4) The idea is somewhat confusing that way, the real way to define potential energy is the work that had to be done moving the object to that height, this happens to be (by a theorem you'll learn later) equal to the work that the earth would do bringing the object down by that height. Since the force bringing it down is mg and the distance is h you have your mgh.

5) Potential energy is a relative concept, you can define your zero anywhere as long as you keep it constant through the problem you work on, so if you take ground level to be at zero potential energy then if you raised a ball and dropped it into a hole it's new potential energy in the hole would be negative (you'll find out that it is only the changes in PE that matter, not the value itself so there is no real problems with negatives)

6) I have a bit of a problem when examples involving people pushing are used because it does tend to be very confusing for this very reason, you feel tired because there actually IS being work done in your muscles as they continually contract and relax to maintain a constant push, but in a physics class this is usually ignored (for better or for worse).

7) The work is the same because the person who did it in less time used less force at the end of the run as he was slowing down, think of how it feels to come out of a sprint, you might cover 20 or so meters and feel like you're barely moving but if you cover that distance when jogging it feels noticeably harder.
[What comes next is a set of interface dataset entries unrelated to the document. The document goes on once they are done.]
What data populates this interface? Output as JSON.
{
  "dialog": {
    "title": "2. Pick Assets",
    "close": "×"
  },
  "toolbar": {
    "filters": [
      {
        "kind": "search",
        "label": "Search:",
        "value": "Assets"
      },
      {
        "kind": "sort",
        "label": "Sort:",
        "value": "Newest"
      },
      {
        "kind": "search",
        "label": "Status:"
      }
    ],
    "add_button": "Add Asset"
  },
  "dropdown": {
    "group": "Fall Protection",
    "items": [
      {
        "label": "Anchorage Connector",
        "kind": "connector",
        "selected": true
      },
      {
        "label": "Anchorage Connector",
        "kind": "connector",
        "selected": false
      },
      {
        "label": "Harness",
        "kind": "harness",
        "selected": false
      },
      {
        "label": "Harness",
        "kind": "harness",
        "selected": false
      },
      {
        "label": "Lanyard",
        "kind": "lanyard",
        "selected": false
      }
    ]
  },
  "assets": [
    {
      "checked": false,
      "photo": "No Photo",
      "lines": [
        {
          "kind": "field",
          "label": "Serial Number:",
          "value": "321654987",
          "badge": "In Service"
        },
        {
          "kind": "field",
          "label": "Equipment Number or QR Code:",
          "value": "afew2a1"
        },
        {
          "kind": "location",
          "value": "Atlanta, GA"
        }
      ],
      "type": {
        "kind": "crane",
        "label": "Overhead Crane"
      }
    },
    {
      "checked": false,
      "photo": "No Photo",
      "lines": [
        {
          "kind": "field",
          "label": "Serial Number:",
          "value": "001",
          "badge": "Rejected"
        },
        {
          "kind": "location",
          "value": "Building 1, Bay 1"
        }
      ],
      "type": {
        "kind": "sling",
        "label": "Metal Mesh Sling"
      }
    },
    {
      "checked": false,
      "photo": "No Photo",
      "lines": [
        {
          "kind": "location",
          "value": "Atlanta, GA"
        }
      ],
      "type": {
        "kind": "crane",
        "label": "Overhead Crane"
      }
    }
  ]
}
3. Jan 2, 2012

### Staff: Mentor

For one thing, with such an equation work would no longer be proportional to either F or s. In general: it makes no physical sense to add quantities of different kinds, that don't even have the same units.
Let's bring your example down to earth. Say you have a box on a frictionless floor. Give it a push and it will keep moving forever without any force or work needed to continue the motion. Now if you want to keep pushing the box, so it goes faster and faster, realize that that becomes harder and harder. It will require infinite energy to do that--which is another way of saying you won't be able to do it.
Go back to the example with the box. Realize that it's harder to push a moving box. For the same time, you end up having to push it a longer distance which means more work is done.
You're right. In order to start lifting the object you have to exert slightly more force than the weight of the object. But to just barely lift it with the least amount of added speed, we think of just using a force equal to its weight.
There was no change in PE. The PE with respect to a point underneath the earth is the same whether or not you actually dig the hole. Imagine a book on a table. If you measure the gravitational PE from the table top, it's zero. But measure it from the floor and it's not zero, but mgh. The point is that only changes in PE matter. And until you move the object, no change in PE takes place.
Just because no mechanical work was done, does not mean that energy wasn't expended. Realize that people are biological systems. Another example: You hold up a weight as long as you can. The weight doesn't move, so you do no work on the weight. Yet it requires energy for you to maintain the tension in your arms. But that's biology, not simple physics. (Work is being done within your muscles, as the fibers contract and release--yet you do no work on the weight.) You could have just put the weight on a table--the table would support the weight without needing any energy input.
Work is force X displacement. It doesn't matter how fast you move, just how far.
Realize that when using the formula W = F*s, you need the component of the force in the direction of the displacement. A more complete formula might be: W = F*s*cosθ, where θ is the angle between the force and the displacement.
The change in mechanical energy equals the work done. But there are other forms of energy transfer, such as heat flow, where no work is done.

Good questions!